Every record here should be printed again exactly.

START RECORDS FOR THE TASK

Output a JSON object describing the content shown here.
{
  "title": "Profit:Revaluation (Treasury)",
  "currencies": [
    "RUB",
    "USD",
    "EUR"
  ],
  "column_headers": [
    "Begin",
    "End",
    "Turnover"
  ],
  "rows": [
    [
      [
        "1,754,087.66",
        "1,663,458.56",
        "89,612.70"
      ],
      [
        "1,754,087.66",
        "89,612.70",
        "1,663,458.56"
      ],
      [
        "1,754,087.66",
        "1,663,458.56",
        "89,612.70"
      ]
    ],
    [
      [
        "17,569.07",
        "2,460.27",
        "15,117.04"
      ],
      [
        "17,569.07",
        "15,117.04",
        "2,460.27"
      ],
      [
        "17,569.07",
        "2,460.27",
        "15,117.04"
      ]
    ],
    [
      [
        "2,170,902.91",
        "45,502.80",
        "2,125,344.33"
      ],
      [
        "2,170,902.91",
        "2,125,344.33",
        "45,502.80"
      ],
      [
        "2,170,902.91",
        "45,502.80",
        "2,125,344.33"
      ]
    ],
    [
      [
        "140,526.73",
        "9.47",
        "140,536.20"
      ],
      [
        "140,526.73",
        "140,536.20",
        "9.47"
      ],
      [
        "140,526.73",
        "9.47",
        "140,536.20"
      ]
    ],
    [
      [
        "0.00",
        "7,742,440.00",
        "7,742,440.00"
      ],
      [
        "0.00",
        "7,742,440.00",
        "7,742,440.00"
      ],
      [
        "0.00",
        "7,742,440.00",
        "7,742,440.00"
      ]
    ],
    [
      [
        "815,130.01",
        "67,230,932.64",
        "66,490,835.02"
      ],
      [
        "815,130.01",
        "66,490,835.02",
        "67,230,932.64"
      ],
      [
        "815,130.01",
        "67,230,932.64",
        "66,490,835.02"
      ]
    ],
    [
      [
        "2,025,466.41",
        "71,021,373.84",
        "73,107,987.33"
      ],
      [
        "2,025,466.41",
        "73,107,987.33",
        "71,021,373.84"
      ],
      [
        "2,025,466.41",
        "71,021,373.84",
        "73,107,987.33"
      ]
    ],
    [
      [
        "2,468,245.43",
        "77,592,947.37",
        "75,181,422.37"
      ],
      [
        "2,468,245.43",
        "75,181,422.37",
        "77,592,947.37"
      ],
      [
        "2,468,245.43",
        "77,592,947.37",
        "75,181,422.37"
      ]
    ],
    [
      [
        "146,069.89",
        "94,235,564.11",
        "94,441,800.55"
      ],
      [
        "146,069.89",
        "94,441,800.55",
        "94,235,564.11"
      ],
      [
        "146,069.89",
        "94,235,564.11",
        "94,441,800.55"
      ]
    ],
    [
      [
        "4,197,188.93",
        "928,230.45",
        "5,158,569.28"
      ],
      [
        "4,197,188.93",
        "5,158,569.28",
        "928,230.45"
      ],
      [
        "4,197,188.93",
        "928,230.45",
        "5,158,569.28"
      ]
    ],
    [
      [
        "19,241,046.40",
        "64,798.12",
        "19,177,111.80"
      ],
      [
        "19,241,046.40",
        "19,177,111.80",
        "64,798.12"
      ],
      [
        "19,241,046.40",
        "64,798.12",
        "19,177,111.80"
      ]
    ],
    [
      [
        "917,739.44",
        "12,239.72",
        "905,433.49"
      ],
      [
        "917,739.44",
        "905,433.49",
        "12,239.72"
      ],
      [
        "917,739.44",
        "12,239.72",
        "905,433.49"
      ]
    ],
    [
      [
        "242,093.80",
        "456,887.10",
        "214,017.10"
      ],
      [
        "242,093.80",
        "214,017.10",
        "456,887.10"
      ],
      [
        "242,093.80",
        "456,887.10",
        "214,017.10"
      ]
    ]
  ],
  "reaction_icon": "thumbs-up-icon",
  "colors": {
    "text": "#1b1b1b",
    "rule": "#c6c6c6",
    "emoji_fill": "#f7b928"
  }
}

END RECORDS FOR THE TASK

**WORKED SOLUTION**
Output a JSON object describing the content shown here.
{
  "title": "Profit:Revaluation (Treasury)",
  "currencies": [
    "RUB",
    "USD",
    "EUR"
  ],
  "column_headers": [
    "Begin",
    "End",
    "Turnover"
  ],
  "rows": [
    [
      [
        "1,754,087.66",
        "1,663,458.56",
        "89,612.70"
      ],
      [
        "1,754,087.66",
        "89,612.70",
        "1,663,458.56"
      ],
      [
        "1,754,087.66",
        "1,663,458.56",
        "89,612.70"
      ]
    ],
    [
      [
        "17,569.07",
        "2,460.27",
        "15,117.04"
      ],
      [
        "17,569.07",
        "15,117.04",
        "2,460.27"
      ],
      [
        "17,569.07",
        "2,460.27",
        "15,117.04"
      ]
    ],
    [
      [
        "2,170,902.91",
        "45,502.80",
        "2,125,344.33"
      ],
      [
        "2,170,902.91",
        "2,125,344.33",
        "45,502.80"
      ],
      [
        "2,170,902.91",
        "45,502.80",
        "2,125,344.33"
      ]
    ],
    [
      [
        "140,526.73",
        "9.47",
        "140,536.20"
      ],
      [
        "140,526.73",
        "140,536.20",
        "9.47"
      ],
      [
        "140,526.73",
        "9.47",
        "140,536.20"
      ]
    ],
    [
      [
        "0.00",
        "7,742,440.00",
        "7,742,440.00"
      ],
      [
        "0.00",
        "7,742,440.00",
        "7,742,440.00"
      ],
      [
        "0.00",
        "7,742,440.00",
        "7,742,440.00"
      ]
    ],
    [
      [
        "815,130.01",
        "67,230,932.64",
        "66,490,835.02"
      ],
      [
        "815,130.01",
        "66,490,835.02",
        "67,230,932.64"
      ],
      [
        "815,130.01",
        "67,230,932.64",
        "66,490,835.02"
      ]
    ],
    [
      [
        "2,025,466.41",
        "71,021,373.84",
        "73,107,987.33"
      ],
      [
        "2,025,466.41",
        "73,107,987.33",
        "71,021,373.84"
      ],
      [
        "2,025,466.41",
        "71,021,373.84",
        "73,107,987.33"
      ]
    ],
    [
      [
        "2,468,245.43",
        "77,592,947.37",
        "75,181,422.37"
      ],
      [
        "2,468,245.43",
        "75,181,422.37",
        "77,592,947.37"
      ],
      [
        "2,468,245.43",
        "77,592,947.37",
        "75,181,422.37"
      ]
    ],
    [
      [
        "146,069.89",
        "94,235,564.11",
        "94,441,800.55"
      ],
      [
        "146,069.89",
        "94,441,800.55",
        "94,235,564.11"
      ],
      [
        "146,069.89",
        "94,235,564.11",
        "94,441,800.55"
      ]
    ],
    [
      [
        "4,197,188.93",
        "928,230.45",
        "5,158,569.28"
      ],
      [
        "4,197,188.93",
        "5,158,569.28",
        "928,230.45"
      ],
      [
        "4,197,188.93",
        "928,230.45",
        "5,158,569.28"
      ]
    ],
    [
      [
        "19,241,046.40",
        "64,798.12",
        "19,177,111.80"
      ],
      [
        "19,241,046.40",
        "19,177,111.80",
        "64,798.12"
      ],
      [
        "19,241,046.40",
        "64,798.12",
        "19,177,111.80"
      ]
    ],
    [
      [
        "917,739.44",
        "12,239.72",
        "905,433.49"
      ],
      [
        "917,739.44",
        "905,433.49",
        "12,239.72"
      ],
      [
        "917,739.44",
        "12,239.72",
        "905,433.49"
      ]
    ],
    [
      [
        "242,093.80",
        "456,887.10",
        "214,017.10"
      ],
      [
        "242,093.80",
        "214,017.10",
        "456,887.10"
      ],
      [
        "242,093.80",
        "456,887.10",
        "214,017.10"
      ]
    ]
  ],
  "reaction_icon": "thumbs-up-icon",
  "colors": {
    "text": "#1b1b1b",
    "rule": "#c6c6c6",
    "emoji_fill": "#f7b928"
  }
}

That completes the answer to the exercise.